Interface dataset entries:
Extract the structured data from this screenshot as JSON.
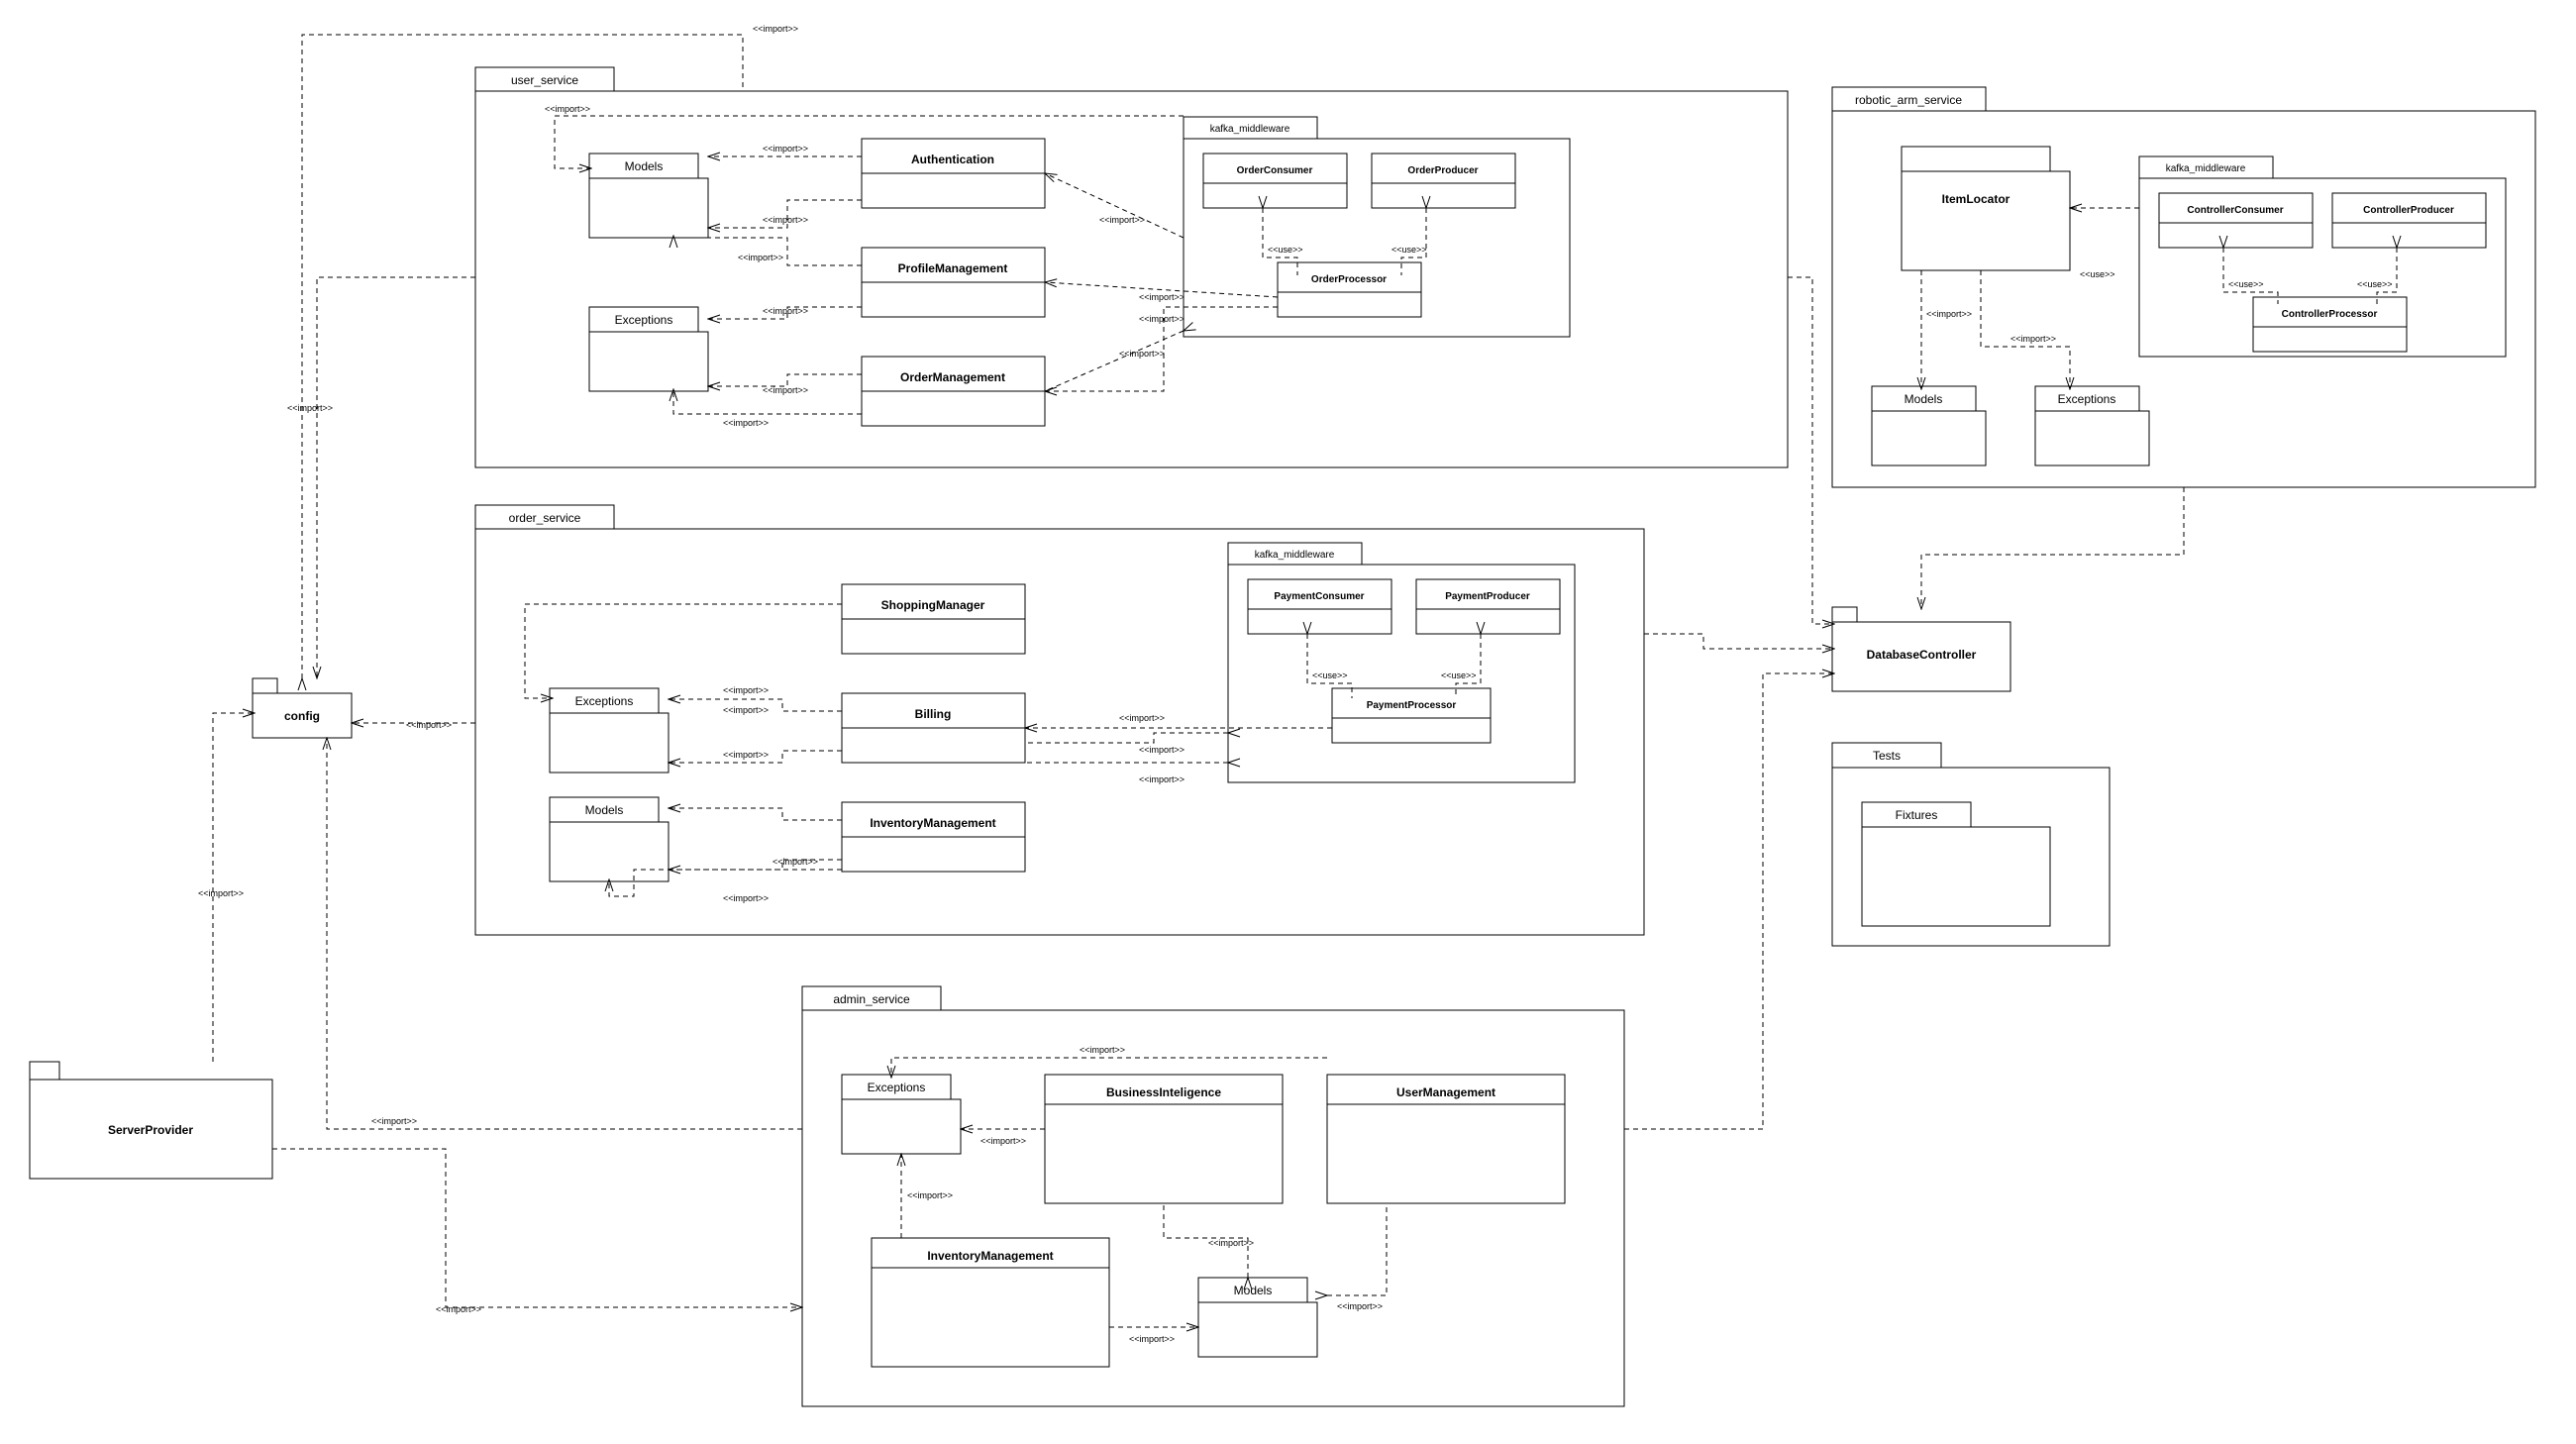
{
  "stereo": {
    "import": "<<import>>",
    "use": "<<use>>"
  },
  "packages": {
    "user_service": "user_service",
    "order_service": "order_service",
    "admin_service": "admin_service",
    "robotic_arm_service": "robotic_arm_service",
    "kafka_middleware": "kafka_middleware",
    "tests": "Tests"
  },
  "classes": {
    "config": "config",
    "server_provider": "ServerProvider",
    "database_controller": "DatabaseController",
    "fixtures": "Fixtures",
    "models": "Models",
    "exceptions": "Exceptions",
    "authentication": "Authentication",
    "profile_management": "ProfileManagement",
    "order_management": "OrderManagement",
    "order_consumer": "OrderConsumer",
    "order_producer": "OrderProducer",
    "order_processor": "OrderProcessor",
    "shopping_manager": "ShoppingManager",
    "billing": "Billing",
    "inventory_management": "InventoryManagement",
    "payment_consumer": "PaymentConsumer",
    "payment_producer": "PaymentProducer",
    "payment_processor": "PaymentProcessor",
    "business_intelligence": "BusinessInteligence",
    "user_management": "UserManagement",
    "item_locator": "ItemLocator",
    "controller_consumer": "ControllerConsumer",
    "controller_producer": "ControllerProducer",
    "controller_processor": "ControllerProcessor"
  }
}
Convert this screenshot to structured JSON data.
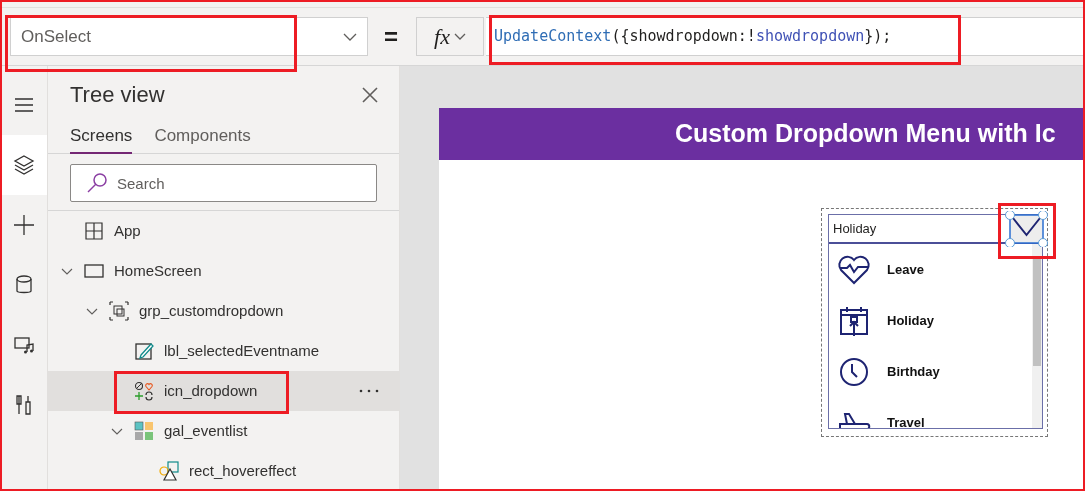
{
  "property_dropdown": {
    "value": "OnSelect"
  },
  "equals": "=",
  "fx_button": {
    "label": "fx"
  },
  "formula": [
    {
      "kind": "function",
      "text": "UpdateContext"
    },
    {
      "kind": "plain",
      "text": "({showdropdown:!"
    },
    {
      "kind": "variable",
      "text": "showdropdown"
    },
    {
      "kind": "plain",
      "text": "});"
    }
  ],
  "rail": [
    {
      "kind": "menu",
      "selected": false
    },
    {
      "kind": "layers",
      "selected": true
    },
    {
      "kind": "plus",
      "selected": false
    },
    {
      "kind": "database",
      "selected": false
    },
    {
      "kind": "media",
      "selected": false
    },
    {
      "kind": "tools",
      "selected": false
    }
  ],
  "tree_view": {
    "title": "Tree view",
    "tabs": [
      {
        "label": "Screens",
        "selected": true
      },
      {
        "label": "Components",
        "selected": false
      }
    ],
    "search": {
      "placeholder": "Search"
    },
    "items": [
      {
        "kind": "app",
        "label": "App",
        "selected": false
      },
      {
        "kind": "screen",
        "label": "HomeScreen",
        "expanded": true,
        "selected": false,
        "children": [
          {
            "kind": "group",
            "label": "grp_customdropdown",
            "expanded": true,
            "selected": false,
            "children": [
              {
                "kind": "label",
                "label": "lbl_selectedEventname",
                "selected": false
              },
              {
                "kind": "icon",
                "label": "icn_dropdown",
                "selected": true
              },
              {
                "kind": "gallery",
                "label": "gal_eventlist",
                "expanded": true,
                "selected": false,
                "children": [
                  {
                    "kind": "shape",
                    "label": "rect_hovereffect",
                    "selected": false
                  }
                ]
              }
            ]
          }
        ]
      }
    ]
  },
  "canvas": {
    "header": "Custom Dropdown Menu with Ic",
    "dropdown": {
      "selected_value": "Holiday",
      "items": [
        {
          "kind": "heart",
          "label": "Leave"
        },
        {
          "kind": "calendar",
          "label": "Holiday"
        },
        {
          "kind": "clock",
          "label": "Birthday"
        },
        {
          "kind": "plane",
          "label": "Travel"
        }
      ]
    }
  }
}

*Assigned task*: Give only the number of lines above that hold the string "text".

*Response to the task*: 4